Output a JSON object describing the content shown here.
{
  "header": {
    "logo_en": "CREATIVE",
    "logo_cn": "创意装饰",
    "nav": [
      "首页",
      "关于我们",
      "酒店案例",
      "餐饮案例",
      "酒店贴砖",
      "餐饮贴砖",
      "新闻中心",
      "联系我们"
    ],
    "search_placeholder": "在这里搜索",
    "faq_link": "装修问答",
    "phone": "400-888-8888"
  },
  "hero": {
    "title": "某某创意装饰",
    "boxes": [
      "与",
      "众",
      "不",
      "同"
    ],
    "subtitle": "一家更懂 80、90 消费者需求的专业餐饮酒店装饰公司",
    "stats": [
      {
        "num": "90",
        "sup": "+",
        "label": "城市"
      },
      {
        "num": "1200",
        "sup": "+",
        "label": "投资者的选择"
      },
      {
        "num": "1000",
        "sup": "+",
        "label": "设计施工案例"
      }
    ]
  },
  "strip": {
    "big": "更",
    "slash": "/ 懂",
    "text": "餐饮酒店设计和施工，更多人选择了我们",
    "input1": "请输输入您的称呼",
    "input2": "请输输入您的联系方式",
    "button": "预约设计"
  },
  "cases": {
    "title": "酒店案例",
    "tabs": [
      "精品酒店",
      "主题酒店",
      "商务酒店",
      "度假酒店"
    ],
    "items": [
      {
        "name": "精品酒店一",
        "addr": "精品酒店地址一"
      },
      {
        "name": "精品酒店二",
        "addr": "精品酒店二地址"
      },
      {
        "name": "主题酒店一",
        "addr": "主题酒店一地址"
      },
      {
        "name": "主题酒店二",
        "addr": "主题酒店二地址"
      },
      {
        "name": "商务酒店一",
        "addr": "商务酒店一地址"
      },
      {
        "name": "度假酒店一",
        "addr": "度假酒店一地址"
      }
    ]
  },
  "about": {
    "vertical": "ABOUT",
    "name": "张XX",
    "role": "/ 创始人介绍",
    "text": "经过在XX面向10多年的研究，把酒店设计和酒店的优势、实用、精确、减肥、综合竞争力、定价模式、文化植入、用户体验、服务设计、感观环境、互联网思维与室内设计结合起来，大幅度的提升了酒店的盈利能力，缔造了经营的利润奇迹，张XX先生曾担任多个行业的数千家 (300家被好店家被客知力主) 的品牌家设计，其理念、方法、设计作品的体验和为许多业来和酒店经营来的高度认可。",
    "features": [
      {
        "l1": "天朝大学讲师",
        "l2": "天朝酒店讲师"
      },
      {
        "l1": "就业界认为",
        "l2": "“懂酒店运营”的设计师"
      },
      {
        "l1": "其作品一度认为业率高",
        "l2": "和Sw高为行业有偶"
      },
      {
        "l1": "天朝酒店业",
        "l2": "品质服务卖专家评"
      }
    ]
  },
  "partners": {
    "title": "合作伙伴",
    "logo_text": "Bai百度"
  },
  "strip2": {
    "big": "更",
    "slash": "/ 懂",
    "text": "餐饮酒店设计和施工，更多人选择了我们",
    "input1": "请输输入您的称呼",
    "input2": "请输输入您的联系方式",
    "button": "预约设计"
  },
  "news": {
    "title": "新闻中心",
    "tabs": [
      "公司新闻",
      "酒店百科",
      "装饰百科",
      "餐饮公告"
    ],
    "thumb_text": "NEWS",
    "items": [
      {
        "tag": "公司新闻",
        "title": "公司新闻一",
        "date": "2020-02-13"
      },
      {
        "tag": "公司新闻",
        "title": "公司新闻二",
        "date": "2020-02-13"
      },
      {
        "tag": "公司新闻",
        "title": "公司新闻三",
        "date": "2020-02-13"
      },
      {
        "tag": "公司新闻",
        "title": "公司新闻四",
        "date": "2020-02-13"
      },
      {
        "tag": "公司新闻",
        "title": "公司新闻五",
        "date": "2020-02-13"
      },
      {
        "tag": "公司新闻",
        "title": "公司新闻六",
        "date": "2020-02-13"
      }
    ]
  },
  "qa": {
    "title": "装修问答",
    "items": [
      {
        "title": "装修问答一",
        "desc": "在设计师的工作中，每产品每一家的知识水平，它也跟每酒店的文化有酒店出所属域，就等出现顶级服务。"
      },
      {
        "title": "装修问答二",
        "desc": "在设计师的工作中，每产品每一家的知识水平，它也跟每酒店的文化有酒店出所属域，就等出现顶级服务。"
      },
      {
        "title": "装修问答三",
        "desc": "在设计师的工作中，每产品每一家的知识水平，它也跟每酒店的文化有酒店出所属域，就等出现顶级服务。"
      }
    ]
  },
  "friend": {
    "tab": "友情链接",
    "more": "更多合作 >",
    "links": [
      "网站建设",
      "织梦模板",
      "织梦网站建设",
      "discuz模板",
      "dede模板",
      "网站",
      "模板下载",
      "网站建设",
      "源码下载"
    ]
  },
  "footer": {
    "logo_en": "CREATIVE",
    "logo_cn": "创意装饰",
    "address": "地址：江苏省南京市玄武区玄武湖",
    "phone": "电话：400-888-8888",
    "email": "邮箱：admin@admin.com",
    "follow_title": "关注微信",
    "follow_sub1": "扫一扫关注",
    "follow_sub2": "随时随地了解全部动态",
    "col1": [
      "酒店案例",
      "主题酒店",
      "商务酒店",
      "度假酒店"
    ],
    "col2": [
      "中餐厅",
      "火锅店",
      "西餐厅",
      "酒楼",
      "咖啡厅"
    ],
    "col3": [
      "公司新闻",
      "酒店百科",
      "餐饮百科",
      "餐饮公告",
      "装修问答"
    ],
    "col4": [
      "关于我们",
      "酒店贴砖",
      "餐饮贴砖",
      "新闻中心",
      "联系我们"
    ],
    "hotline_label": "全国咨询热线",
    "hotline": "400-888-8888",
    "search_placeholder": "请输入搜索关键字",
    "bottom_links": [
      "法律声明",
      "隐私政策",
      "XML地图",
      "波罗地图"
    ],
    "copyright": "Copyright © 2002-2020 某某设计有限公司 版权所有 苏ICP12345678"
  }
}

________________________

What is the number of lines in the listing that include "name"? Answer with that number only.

RESULT FOR THIS EXERCISE: 7